Preliminary and Final Decisions

Babine Timber Limited v. Government of British Columbia

Decision Date:
November 3, 2004
File Numbers:
Decision Numbers:


Decision Date: November 3, 2004

Panel: R.A. Gorley

Keywords:  Forest Act – s. 105(1); Interior Appraisal Manual – ss. 2.2, 4.1, 4.3.3; special projects; stumpage rate; mechanical brushing; Engineered Cost Estimates

Babine Timber Limited (“Babine”) appealed a stumpage rate determination included in a July 7, 2004 Stumpage Advisory Notice issued by the Timber Pricing Coordinator for the Northern Interior Forest Region, Ministry of Forests.  In the Stumpage Advisory Notice, the Timber Pricing Coordinator determined that some Engineered Cost Estimates (“ECEs”) for road development should be reduced.  The Timber Pricing Coordinator: reduced the ECE for a bridge to reflect a shorter span; reduced costs for grass seeding along part of a road upgrade; and, rejected the ECE for paving approaches to a bridge.

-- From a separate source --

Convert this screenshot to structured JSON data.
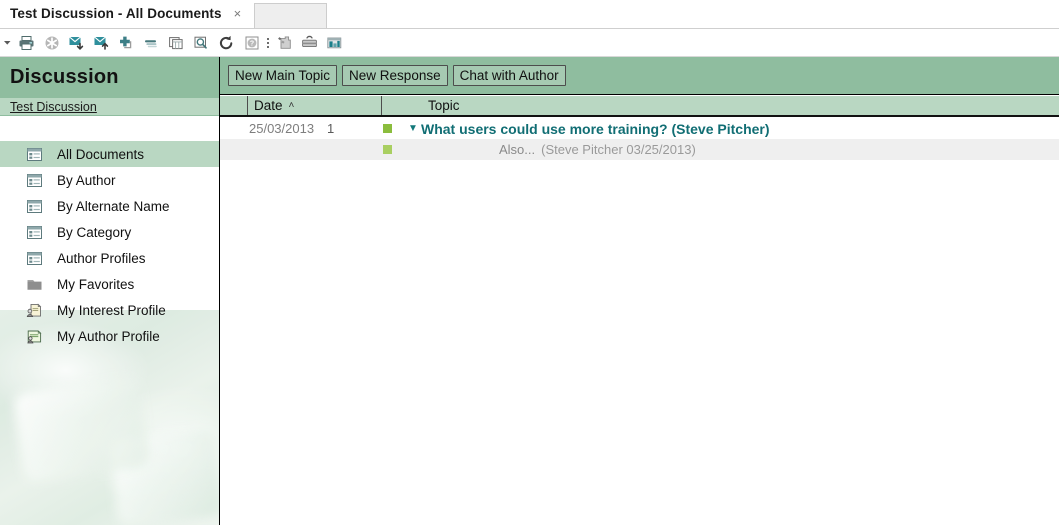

The Commission held that Babine did not provide the Timber Pricing Coordinator or the Commission with sufficient information or justification for the longer bridge span; therefore, the Commission upheld the decision to reduce the ECE for the bridge.  The Commission also found that the seeding costs should be allowed because the Interior Appraisal Manual (the “IAM”) and the Ministry’s regional policy documents governing the cost allowance for brushing were unclear, and it was unclear how the Timber Pricing Coordinator decided that seeding was unnecessary.  In this case, the Timber Pricing Coordinator should have allowed the seeding costs given that such costs had previously been allowed on similar circumstances, and the Ministry’s Policy Manual indicates that assumptions made in appraisals should be consistent.  The Commission found that the Timber Pricing Coordinator rejected Babine’s submissions on paving the bridge approaches without considering their argument, contrary to the IAM.  The Government acknowledged that the Timber Pricing Coordinator cannot simply refuse a paved approach because it was not approved by a forest service engineer.  The Commission sent the matter of the paving costs back to the Timber Pricing Coordinator with directions to consider: Babine’s arguments for paving the bridge approaches, and whether circumstances are sufficiently similar to other cases where paving costs were allowed.

Accordingly, the Timber Pricing Coordinator’s decision to reduce the ECE for the bridge was affirmed.  However, the Commission allowed Babine’s ECE for seeding along the road, and the matter of the ECE for paving the approaches to the bridge was sent back for reconsideration, with directions.

The appeal was allowed in part.